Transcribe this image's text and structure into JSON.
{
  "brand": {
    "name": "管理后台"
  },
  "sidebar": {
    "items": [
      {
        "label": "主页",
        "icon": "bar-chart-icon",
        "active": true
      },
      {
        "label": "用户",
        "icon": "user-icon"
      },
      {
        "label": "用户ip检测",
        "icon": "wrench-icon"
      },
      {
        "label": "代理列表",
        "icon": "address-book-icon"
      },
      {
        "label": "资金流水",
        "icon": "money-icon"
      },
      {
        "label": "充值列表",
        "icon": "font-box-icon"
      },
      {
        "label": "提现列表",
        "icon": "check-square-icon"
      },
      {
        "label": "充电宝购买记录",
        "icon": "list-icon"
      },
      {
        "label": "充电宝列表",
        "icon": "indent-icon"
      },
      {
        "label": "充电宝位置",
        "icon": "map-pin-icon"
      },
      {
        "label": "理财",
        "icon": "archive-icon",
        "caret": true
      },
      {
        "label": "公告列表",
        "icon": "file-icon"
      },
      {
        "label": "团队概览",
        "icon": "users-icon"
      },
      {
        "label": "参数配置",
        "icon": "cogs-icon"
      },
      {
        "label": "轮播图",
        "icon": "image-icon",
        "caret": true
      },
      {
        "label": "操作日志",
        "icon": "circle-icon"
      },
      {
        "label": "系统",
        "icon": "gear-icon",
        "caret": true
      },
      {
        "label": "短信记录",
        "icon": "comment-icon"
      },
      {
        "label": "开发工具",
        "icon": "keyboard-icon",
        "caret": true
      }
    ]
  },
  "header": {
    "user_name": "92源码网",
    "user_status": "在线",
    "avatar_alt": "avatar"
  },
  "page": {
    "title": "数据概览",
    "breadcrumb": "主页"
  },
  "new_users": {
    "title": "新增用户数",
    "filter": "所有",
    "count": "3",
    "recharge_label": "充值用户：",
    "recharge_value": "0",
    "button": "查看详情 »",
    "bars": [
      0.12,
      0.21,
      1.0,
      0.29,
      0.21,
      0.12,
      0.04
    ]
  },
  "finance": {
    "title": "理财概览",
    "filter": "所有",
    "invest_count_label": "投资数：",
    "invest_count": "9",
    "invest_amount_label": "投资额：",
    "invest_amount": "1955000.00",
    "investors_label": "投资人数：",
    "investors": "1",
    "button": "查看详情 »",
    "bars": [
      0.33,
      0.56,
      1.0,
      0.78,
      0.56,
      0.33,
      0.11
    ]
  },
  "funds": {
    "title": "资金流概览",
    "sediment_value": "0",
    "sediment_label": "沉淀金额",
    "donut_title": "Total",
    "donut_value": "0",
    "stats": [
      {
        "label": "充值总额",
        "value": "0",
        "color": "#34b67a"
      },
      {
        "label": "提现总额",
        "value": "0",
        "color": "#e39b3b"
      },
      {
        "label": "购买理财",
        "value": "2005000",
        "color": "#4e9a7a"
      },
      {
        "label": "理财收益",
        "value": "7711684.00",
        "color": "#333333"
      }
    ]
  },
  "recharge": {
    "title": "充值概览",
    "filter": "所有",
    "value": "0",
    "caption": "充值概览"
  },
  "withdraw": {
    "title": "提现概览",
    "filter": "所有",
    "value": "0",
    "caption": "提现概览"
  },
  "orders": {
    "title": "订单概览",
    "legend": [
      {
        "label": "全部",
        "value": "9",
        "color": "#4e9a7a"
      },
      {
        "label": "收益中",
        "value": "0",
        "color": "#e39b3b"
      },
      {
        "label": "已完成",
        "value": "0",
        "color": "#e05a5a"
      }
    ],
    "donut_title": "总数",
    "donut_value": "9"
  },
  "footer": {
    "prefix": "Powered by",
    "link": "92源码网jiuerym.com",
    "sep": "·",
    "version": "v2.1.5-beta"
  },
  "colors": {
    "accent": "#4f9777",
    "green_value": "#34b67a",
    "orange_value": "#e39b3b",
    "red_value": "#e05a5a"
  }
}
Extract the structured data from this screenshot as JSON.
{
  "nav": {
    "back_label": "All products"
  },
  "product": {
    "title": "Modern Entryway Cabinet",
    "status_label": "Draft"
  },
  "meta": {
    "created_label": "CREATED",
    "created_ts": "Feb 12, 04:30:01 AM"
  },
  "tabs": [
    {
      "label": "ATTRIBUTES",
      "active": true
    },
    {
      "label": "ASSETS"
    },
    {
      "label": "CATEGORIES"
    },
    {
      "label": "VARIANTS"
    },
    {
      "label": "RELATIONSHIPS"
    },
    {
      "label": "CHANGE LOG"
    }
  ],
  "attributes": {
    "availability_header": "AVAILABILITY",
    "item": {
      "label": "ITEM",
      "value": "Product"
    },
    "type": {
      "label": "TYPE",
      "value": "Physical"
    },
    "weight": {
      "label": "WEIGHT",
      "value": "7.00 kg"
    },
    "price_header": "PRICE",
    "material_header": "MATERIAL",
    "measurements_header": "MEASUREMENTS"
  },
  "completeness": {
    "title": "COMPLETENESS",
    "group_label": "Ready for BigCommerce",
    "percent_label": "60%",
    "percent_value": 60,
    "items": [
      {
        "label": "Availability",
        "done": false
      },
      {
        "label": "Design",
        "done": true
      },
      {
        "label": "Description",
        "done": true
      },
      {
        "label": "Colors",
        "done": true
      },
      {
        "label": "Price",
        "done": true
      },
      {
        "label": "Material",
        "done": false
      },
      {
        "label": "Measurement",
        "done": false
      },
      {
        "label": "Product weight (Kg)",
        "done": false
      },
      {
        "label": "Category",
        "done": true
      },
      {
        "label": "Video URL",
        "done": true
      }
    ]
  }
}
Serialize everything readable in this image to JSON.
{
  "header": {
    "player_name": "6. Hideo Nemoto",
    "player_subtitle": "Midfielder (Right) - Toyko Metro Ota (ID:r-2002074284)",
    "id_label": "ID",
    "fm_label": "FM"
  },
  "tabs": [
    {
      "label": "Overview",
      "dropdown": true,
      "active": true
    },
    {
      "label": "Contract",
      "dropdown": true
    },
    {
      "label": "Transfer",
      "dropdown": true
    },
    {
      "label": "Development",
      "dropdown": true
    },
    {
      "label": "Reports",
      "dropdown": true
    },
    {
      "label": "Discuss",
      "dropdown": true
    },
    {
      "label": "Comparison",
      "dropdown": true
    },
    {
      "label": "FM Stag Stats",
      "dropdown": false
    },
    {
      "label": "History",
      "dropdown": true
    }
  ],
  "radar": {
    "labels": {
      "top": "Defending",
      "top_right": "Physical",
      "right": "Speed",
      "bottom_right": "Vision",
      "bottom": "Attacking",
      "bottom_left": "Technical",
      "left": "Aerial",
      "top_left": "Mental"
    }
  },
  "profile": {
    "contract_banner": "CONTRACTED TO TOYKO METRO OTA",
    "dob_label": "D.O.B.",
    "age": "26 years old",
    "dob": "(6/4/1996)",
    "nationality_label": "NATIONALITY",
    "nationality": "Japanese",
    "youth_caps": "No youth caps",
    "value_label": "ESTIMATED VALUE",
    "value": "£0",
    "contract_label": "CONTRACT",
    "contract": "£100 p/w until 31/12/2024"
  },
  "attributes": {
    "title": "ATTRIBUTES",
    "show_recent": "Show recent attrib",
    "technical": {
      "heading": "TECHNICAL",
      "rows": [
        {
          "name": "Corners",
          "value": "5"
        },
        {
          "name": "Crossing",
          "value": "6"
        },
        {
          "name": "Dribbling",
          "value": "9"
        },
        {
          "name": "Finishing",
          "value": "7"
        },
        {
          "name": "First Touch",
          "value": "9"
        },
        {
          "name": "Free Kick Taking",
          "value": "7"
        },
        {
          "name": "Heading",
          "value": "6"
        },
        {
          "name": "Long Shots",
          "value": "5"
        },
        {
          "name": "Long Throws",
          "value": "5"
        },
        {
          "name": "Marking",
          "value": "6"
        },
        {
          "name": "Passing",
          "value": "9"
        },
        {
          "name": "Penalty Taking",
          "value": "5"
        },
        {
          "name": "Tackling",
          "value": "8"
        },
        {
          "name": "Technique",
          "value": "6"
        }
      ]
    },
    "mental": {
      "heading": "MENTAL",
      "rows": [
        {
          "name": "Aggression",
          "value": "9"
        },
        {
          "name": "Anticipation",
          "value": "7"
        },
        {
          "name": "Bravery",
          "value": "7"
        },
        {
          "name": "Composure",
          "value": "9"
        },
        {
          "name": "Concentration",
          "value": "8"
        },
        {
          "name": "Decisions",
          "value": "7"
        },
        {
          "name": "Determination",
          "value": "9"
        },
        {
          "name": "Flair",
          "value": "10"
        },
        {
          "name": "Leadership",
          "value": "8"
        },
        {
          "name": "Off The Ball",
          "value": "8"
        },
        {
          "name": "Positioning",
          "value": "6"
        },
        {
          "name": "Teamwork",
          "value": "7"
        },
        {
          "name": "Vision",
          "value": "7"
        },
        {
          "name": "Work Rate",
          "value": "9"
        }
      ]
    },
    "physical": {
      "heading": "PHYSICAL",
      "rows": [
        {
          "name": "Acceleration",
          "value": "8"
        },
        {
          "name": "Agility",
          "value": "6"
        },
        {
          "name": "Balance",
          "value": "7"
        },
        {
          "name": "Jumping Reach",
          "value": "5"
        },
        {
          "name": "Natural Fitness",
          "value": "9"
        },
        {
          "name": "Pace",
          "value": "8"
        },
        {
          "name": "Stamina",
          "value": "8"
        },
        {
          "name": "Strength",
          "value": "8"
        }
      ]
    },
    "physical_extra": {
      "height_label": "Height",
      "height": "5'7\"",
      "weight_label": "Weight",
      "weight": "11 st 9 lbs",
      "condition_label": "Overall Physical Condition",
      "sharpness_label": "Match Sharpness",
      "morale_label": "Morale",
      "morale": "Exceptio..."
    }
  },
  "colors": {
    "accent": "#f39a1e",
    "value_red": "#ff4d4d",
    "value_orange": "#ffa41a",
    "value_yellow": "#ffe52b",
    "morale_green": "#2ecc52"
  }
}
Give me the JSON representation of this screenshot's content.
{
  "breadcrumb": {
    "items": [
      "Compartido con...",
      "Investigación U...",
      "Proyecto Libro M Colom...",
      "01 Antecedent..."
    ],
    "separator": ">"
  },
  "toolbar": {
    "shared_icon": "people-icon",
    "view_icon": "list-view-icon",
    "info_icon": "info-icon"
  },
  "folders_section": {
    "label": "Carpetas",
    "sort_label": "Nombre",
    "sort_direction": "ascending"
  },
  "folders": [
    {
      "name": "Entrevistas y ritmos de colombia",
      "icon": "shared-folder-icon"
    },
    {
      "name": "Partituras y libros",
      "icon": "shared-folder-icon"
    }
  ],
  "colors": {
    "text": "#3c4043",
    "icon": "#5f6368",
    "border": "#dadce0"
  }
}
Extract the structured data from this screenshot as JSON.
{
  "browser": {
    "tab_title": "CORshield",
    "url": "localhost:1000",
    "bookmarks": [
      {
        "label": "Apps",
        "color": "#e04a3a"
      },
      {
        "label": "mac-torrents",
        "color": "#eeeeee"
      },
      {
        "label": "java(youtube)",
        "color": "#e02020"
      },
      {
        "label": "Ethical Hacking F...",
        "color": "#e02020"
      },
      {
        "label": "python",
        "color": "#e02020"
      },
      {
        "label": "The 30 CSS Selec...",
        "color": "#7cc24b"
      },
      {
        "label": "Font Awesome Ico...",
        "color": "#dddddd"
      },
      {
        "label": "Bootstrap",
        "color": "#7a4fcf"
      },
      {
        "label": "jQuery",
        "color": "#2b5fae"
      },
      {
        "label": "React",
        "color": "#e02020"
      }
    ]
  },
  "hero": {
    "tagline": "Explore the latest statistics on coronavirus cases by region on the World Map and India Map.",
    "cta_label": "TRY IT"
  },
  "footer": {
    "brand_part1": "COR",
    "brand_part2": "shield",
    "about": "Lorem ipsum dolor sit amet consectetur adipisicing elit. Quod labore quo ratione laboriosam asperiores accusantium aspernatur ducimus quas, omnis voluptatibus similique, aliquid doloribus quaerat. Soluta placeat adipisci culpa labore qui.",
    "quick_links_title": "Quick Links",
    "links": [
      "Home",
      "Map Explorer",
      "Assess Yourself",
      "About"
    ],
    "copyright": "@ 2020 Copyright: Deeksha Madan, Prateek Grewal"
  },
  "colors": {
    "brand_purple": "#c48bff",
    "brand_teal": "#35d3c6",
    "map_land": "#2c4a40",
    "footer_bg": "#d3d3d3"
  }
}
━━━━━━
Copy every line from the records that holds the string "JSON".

Transcribe this image's text and structure into JSON.
Extract the structured data from this screenshot as JSON.
Serialize everything readable in this image to JSON.
Give me the JSON representation of this screenshot's content.
Extract the structured data from this screenshot as JSON.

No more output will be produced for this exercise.